Outside of her work with Chi-Chi, Hungwe continues to search for jobs that can support herself and her children. In this search, she finds that her complexion works against her. Possible jobs would have her do test runs on hair, and while these would go well, they would turn her down because of her “darkened color and [body].” One such shop, as Hungwe explained, had a staff of women who reviewed her work and were pleased, until another voice weighed in.

“She said, ‘Let me talk to my husband and hear from him.’” Hungwe said. “When the husband came, he said, ‘No, because she is black.’ That’s the challenge which I am having here. It’s a very, very, very painful challenge.”

While Hungwe enjoys styling African hair in the townships, the difference in transaction presents an issue for her. If she is working in a professional salon, where her income would come through the bank, she can strategize what she saves and spends. Working in the townships, transactions are looser, keeping her from controlling her income as she would like.

“It’s a matter of how do you save the money,” Hungwe said. “The money which you are taking daily, sometimes you see some vegetables when you are going home and you have to remove [some] and buy. It’s not proper.”

Anyanwu feels as though she makes enough money to support her family in the township, but is interested in working America, where there is greater income potential. The path to do so, however, isn’t simple. Although she has friends in America, the barriers to proper documentation keep her from the possibility of bringing her passion abroad.

“You have to pay for the flight or whatever, but it’s the papers, you see?” Anyanwu said. “You need original papers to go, and documents. It’s hard for me to get it from here. There’s so many scammers out there, you need to know what you want, you know?”

The customer’s experience

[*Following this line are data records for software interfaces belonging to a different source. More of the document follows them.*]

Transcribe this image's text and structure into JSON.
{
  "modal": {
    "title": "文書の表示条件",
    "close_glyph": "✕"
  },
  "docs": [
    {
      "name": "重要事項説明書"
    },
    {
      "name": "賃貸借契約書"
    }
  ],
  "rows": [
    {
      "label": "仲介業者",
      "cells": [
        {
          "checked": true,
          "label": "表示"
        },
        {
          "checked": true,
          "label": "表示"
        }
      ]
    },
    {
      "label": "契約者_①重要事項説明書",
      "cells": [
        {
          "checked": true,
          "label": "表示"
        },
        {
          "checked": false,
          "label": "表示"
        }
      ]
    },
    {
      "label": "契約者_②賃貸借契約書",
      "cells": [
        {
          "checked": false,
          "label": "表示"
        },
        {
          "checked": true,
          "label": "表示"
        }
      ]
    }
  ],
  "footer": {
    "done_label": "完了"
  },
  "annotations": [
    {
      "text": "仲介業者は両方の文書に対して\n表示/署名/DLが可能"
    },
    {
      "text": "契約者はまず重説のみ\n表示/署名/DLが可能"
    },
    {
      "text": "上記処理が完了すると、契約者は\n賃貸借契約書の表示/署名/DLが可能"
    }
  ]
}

When a customer visits a salon in the townships, a historically impoverished area, they are making a conscious decision to invest in their appearance and how they present themselves. The stylists find their own joy in creating the styles and helping their clients look their best, but the customer’s joy comes from the return on the investment they made.

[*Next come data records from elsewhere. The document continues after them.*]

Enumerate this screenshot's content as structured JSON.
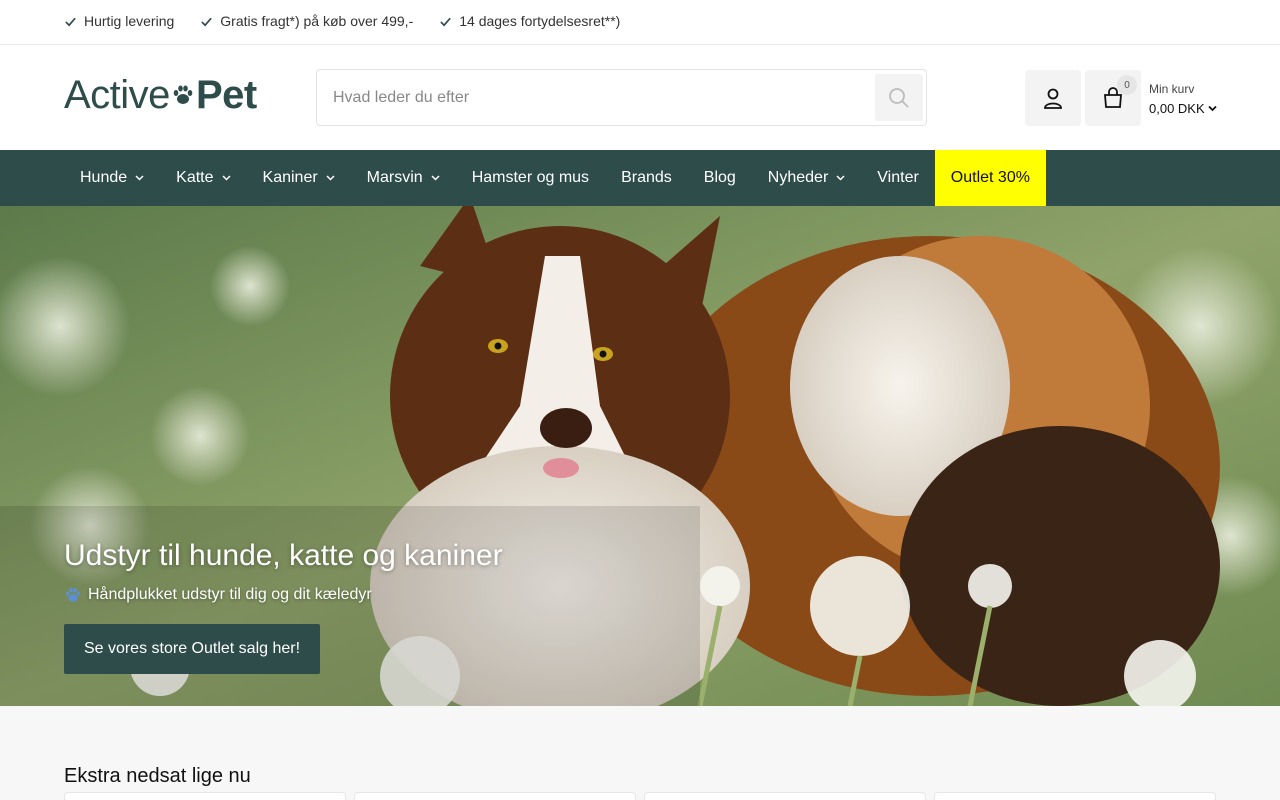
{
  "usp": {
    "items": [
      "Hurtig levering",
      "Gratis fragt*) på køb over 499,-",
      "14 dages fortydelsesret**)"
    ]
  },
  "header": {
    "logo": {
      "part1": "Active",
      "part2": "Pet"
    },
    "search": {
      "placeholder": "Hvad leder du efter"
    },
    "cart": {
      "count": "0",
      "label": "Min kurv",
      "total": "0,00 DKK"
    }
  },
  "nav": {
    "items": [
      {
        "label": "Hunde",
        "has_dropdown": true
      },
      {
        "label": "Katte",
        "has_dropdown": true
      },
      {
        "label": "Kaniner",
        "has_dropdown": true
      },
      {
        "label": "Marsvin",
        "has_dropdown": true
      },
      {
        "label": "Hamster og mus",
        "has_dropdown": false
      },
      {
        "label": "Brands",
        "has_dropdown": false
      },
      {
        "label": "Blog",
        "has_dropdown": false
      },
      {
        "label": "Nyheder",
        "has_dropdown": true
      },
      {
        "label": "Vinter",
        "has_dropdown": false
      },
      {
        "label": "Outlet 30%",
        "has_dropdown": false,
        "highlight": "#ffff00"
      }
    ]
  },
  "hero": {
    "title": "Udstyr til hunde, katte og kaniner",
    "subtitle": "Håndplukket udstyr til dig og dit kæledyr",
    "cta": "Se vores store Outlet salg her!"
  },
  "section": {
    "title": "Ekstra nedsat lige nu"
  },
  "colors": {
    "brand": "#2d4c4a",
    "sale": "#ffff00"
  }
}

“Normally, you invest money on something that will benefit you,” João said. “Let’s say you go to the shop and you buy a product and that product doesn’t treat you well, definitely you won’t go back there, yeah? You change. But then when you don’t change, which means you see improvement in what you’re spending [on], it makes you happy.”

Helga Michaels, a regular customer of Joaquim and João, has confidence in the sisters to give her the best style to face the world with. Michaels feels that she “can stand up and won’t be shy because of [her] hairstyle.”

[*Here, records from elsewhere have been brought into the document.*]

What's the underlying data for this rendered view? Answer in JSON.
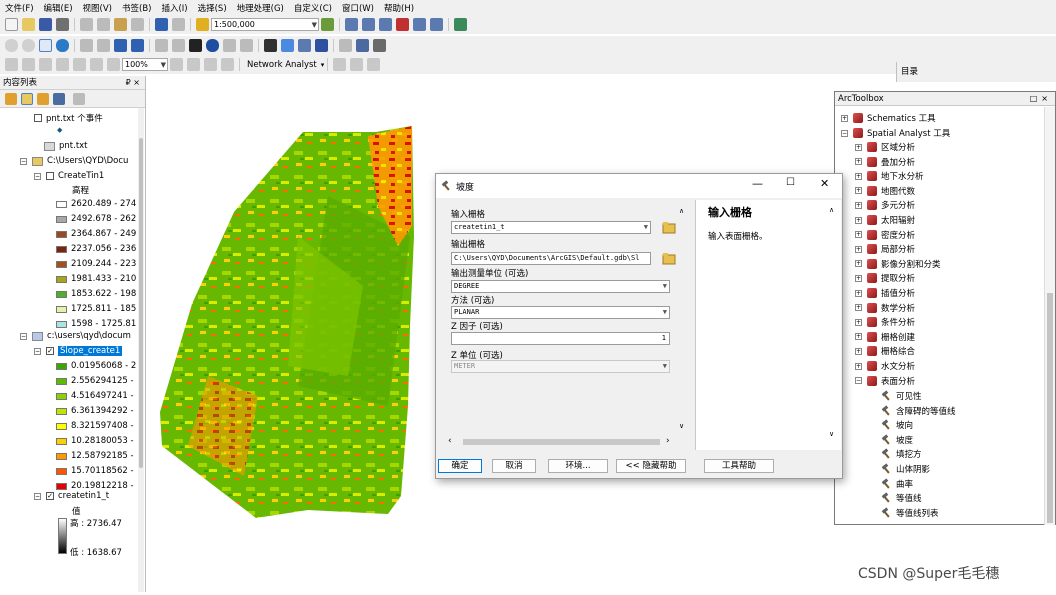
{
  "menubar": {
    "items": [
      "文件(F)",
      "编辑(E)",
      "视图(V)",
      "书签(B)",
      "插入(I)",
      "选择(S)",
      "地理处理(G)",
      "自定义(C)",
      "窗口(W)",
      "帮助(H)"
    ]
  },
  "toolbar": {
    "scale": "1:500,000",
    "zoom": "100%",
    "network_analyst": "Network Analyst"
  },
  "toc": {
    "title": "内容列表",
    "pin": "₽ ×",
    "items": {
      "pnt_event": "pnt.txt 个事件",
      "pnt_txt": "pnt.txt",
      "folder1": "C:\\Users\\QYD\\Docu",
      "createtin": "CreateTin1",
      "elev_label": "高程",
      "tin_classes": [
        {
          "label": "2620.489 - 274",
          "color": "#ffffff"
        },
        {
          "label": "2492.678 - 262",
          "color": "#a8a8a8"
        },
        {
          "label": "2364.867 - 249",
          "color": "#9a4a1e"
        },
        {
          "label": "2237.056 - 236",
          "color": "#7a2410"
        },
        {
          "label": "2109.244 - 223",
          "color": "#a4501c"
        },
        {
          "label": "1981.433 - 210",
          "color": "#a8a41c"
        },
        {
          "label": "1853.622 - 198",
          "color": "#4fae2a"
        },
        {
          "label": "1725.811 - 185",
          "color": "#e6f2a8"
        },
        {
          "label": "1598 - 1725.81",
          "color": "#a8e4e4"
        }
      ],
      "folder2": "c:\\users\\qyd\\docum",
      "slope_layer": "Slope_create1",
      "slope_classes": [
        {
          "label": "0.01956068 - 2",
          "color": "#38a800"
        },
        {
          "label": "2.556294125 -",
          "color": "#5cbd00"
        },
        {
          "label": "4.516497241 -",
          "color": "#8ad300"
        },
        {
          "label": "6.361394292 -",
          "color": "#bae600"
        },
        {
          "label": "8.321597408 -",
          "color": "#ffff00"
        },
        {
          "label": "10.28180053 -",
          "color": "#ffd000"
        },
        {
          "label": "12.58792185 -",
          "color": "#ff9900"
        },
        {
          "label": "15.70118562 -",
          "color": "#ff5500"
        },
        {
          "label": "20.19812218 -",
          "color": "#e60000"
        }
      ],
      "createtin1_t": "createtin1_t",
      "value_label": "值",
      "high": "高 : 2736.47",
      "low": "低 : 1638.67"
    }
  },
  "catalog": {
    "title": "目录"
  },
  "toolbox": {
    "title": "ArcToolbox",
    "controls": "□×",
    "schematics": "Schematics 工具",
    "spatial_analyst": "Spatial Analyst 工具",
    "sets": [
      "区域分析",
      "叠加分析",
      "地下水分析",
      "地图代数",
      "多元分析",
      "太阳辐射",
      "密度分析",
      "局部分析",
      "影像分割和分类",
      "提取分析",
      "插值分析",
      "数学分析",
      "条件分析",
      "栅格创建",
      "栅格综合",
      "水文分析",
      "表面分析"
    ],
    "surface_tools": [
      "可见性",
      "含障碍的等值线",
      "坡向",
      "坡度",
      "填挖方",
      "山体阴影",
      "曲率",
      "等值线",
      "等值线列表"
    ]
  },
  "dialog": {
    "title": "坡度",
    "input_label": "输入栅格",
    "input_value": "createtin1_t",
    "output_label": "输出栅格",
    "output_value": "C:\\Users\\QYD\\Documents\\ArcGIS\\Default.gdb\\Sl",
    "unit_label": "输出测量单位 (可选)",
    "unit_value": "DEGREE",
    "method_label": "方法 (可选)",
    "method_value": "PLANAR",
    "zfactor_label": "Z 因子 (可选)",
    "zfactor_value": "1",
    "zunit_label": "Z 单位 (可选)",
    "zunit_value": "METER",
    "help_title": "输入栅格",
    "help_text": "输入表面栅格。",
    "buttons": {
      "ok": "确定",
      "cancel": "取消",
      "env": "环境...",
      "hide_help": "<< 隐藏帮助",
      "tool_help": "工具帮助"
    }
  },
  "watermark": "CSDN @Super毛毛穗"
}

“You come here with hair that is upside down, and when you get out it’s like going to the doctor.”

Helga Michaels

“You know that they will be plaiting your hair with whichever style that suits your face, so that you can feel comfortable to stand in front of the crowd,” Michaels said. “You come here with hair that is upside down, and when you get out, it’s like going to the doctor.”

These hair “doctors” are fixtures in the community, contributing to the self-esteem of a place so historically disenfranchised. Even with the obstacles in their way, they continue to provide themselves with a sense of purpose and happiness through creating this beauty for a living.  

“Women are naturally meant to be beautiful, you see?” Anyanwu said. “And they are always looking for beauty. Every day, every moment, they want to be beautiful.”


Leave a Reply

Fill in your details below or click an icon to log in: Logo

You are commenting using your account. Log Out /  Change )

Twitter picture

You are commenting using your Twitter account. Log Out /  Change )

Facebook photo

You are commenting using your Facebook account. Log Out /  Change )

Connecting to %s